Table 3. Quotes from the interviews illustrating the main themes
Supervisors’ leadership style Theme 1: Supervisors’ leadership style influences the atmosphere for training Theme 2: Supervisors’ leadership style influences the availability of job resources Theme 3: Supervisors’ leadership style serves as role model for how to handle the environment
Transformational These supervisors, undoubtedly, create a better work environment. The hardest part of residency is not the workload, fasting, or the lack of sleep, but having a good relationship with the supervisors and peers. A quiet environment makes it easier for residents to work hard. (Interview #12: 4th-year male resident) This type of leader offers the resident opportunities to be autonomous -within the framework of patient safety- to identify what [the resident] is doing well, and to have confidence ... They [the supervisors] tell him/her: "I want to operate on this patient with you,” or “you are going to operate on this patient." These are ways to strengthen autonomy, which causes the resident to fight his/her own demons [fears]. (Interview #3: 3rd-year male resident) All of us [residents] have difficult times during residency. If you have a role model, a supervisor with whom to share the anguish, that's good, that can help you to stay in the program. You admire some supervisors, not only because of their surgical capabilities, but also because of their integrity, because they are good human beings ... Sometimes you have big problems, but they can help you to see them smaller. These models make you see the problems from other angles to solve them. (Interview #1: 2nd-year female resident)

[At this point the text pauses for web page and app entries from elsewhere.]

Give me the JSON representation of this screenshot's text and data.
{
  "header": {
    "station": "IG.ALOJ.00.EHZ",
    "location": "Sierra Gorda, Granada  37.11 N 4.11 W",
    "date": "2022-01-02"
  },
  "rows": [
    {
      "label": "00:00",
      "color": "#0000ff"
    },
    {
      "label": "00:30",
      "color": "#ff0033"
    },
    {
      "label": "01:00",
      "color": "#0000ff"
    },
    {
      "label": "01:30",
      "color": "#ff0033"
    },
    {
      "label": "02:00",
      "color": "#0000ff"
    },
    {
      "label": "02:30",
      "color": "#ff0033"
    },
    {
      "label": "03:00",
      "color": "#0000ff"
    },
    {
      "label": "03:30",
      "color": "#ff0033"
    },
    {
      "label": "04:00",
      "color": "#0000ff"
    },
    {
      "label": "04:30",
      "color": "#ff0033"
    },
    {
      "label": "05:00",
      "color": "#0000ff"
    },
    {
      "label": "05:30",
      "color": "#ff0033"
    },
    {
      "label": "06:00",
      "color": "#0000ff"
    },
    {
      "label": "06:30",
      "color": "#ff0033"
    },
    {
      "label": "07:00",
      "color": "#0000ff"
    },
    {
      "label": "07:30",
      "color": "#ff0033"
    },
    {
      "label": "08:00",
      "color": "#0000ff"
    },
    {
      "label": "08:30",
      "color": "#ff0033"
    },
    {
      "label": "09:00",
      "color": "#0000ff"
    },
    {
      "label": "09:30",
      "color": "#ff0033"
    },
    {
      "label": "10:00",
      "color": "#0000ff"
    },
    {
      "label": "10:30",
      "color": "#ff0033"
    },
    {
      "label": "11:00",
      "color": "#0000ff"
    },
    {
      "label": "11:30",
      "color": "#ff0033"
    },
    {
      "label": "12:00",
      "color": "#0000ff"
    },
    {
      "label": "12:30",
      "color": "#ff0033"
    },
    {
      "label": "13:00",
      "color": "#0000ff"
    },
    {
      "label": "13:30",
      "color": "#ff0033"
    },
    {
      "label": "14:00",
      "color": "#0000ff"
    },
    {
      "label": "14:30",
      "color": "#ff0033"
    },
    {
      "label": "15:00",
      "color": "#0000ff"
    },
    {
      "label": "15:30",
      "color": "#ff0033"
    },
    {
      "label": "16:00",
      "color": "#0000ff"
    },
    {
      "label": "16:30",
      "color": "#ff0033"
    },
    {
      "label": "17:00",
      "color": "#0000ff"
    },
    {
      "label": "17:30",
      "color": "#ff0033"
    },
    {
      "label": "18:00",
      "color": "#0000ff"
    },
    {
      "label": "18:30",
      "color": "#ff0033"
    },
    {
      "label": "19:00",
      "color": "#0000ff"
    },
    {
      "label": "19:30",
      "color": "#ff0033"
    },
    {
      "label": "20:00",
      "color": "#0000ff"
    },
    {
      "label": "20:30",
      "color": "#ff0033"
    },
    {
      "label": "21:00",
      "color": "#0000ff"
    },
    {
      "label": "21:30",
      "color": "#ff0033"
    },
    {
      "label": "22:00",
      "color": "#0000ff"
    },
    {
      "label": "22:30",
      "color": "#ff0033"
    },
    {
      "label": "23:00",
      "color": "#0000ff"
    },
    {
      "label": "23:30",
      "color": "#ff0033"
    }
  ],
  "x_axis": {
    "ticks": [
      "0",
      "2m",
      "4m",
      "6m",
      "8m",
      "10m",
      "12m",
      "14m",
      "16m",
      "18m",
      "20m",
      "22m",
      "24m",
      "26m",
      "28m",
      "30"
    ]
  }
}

Transactional When leadership is based on punishment, the academic and work environments are hostile. Residents’ behavior is based on fear. This is inappropriate practice [professional practice] for the patient. The resident is thinking how to avoid errors, to prevent a negative response from the supervisor. This generates greater stress for the resident ... The resident acts defensively and not proactively in the patient’s favor. (Interview #4: 3rd-year female resident) "These supervisors are focused on the error and do not give feedback to the resident ... so the resident keeps making mistakes. That is not a good way to teach." (Interview #6: 4th-year male resident) I do not want to be like that person [the supervisor]. I do not want that life for me. If you see that your supervisor is rude, bad-tempered, someone who is not able to control his/her anger (such people almost always have personal problems, divorces, and do not spend enough time at home), the resident may say: "this is not the life that I want in the future!" So, the resident leaves the program. (Interview #3: 3rd-year male resident)
Laissez-faire Many supervisors are passive leaders, many of them spend time with residents because it is their obligation. Although they are part of a surgical team, they are not real supervisors, they are not interested [in residents’ education] ... They are indolent and indifferent to the resident ..., so there is no real connection between supervisor and resident ... It is not an enriching environment for learning. (Interview #11: 2nd-year female resident) Residents cannot control the environment well because the supervisor simply leaves the resident alone, does not supervise anything that the resident is doing ... does not teach him/her anything. He/she [the supervisor] does not care if the resident is doing things right or wrong. He/she simply leaves the resident to his own devices. (Interview #13: 4th-year female resident) If you have a disinterested, a passive supervisor who does the minimum required to fulfill, you are getting a bad model. Very little profit is taken from them, because they do not commit, do not make decisions and do not take appropriate care of situations ... They simply expend the least effort possible. (Interview #12: 4th-year male resident)
Int J Med Educ. 2022; 13:74-83; doi: 10.5116/ijme.622d.e2f6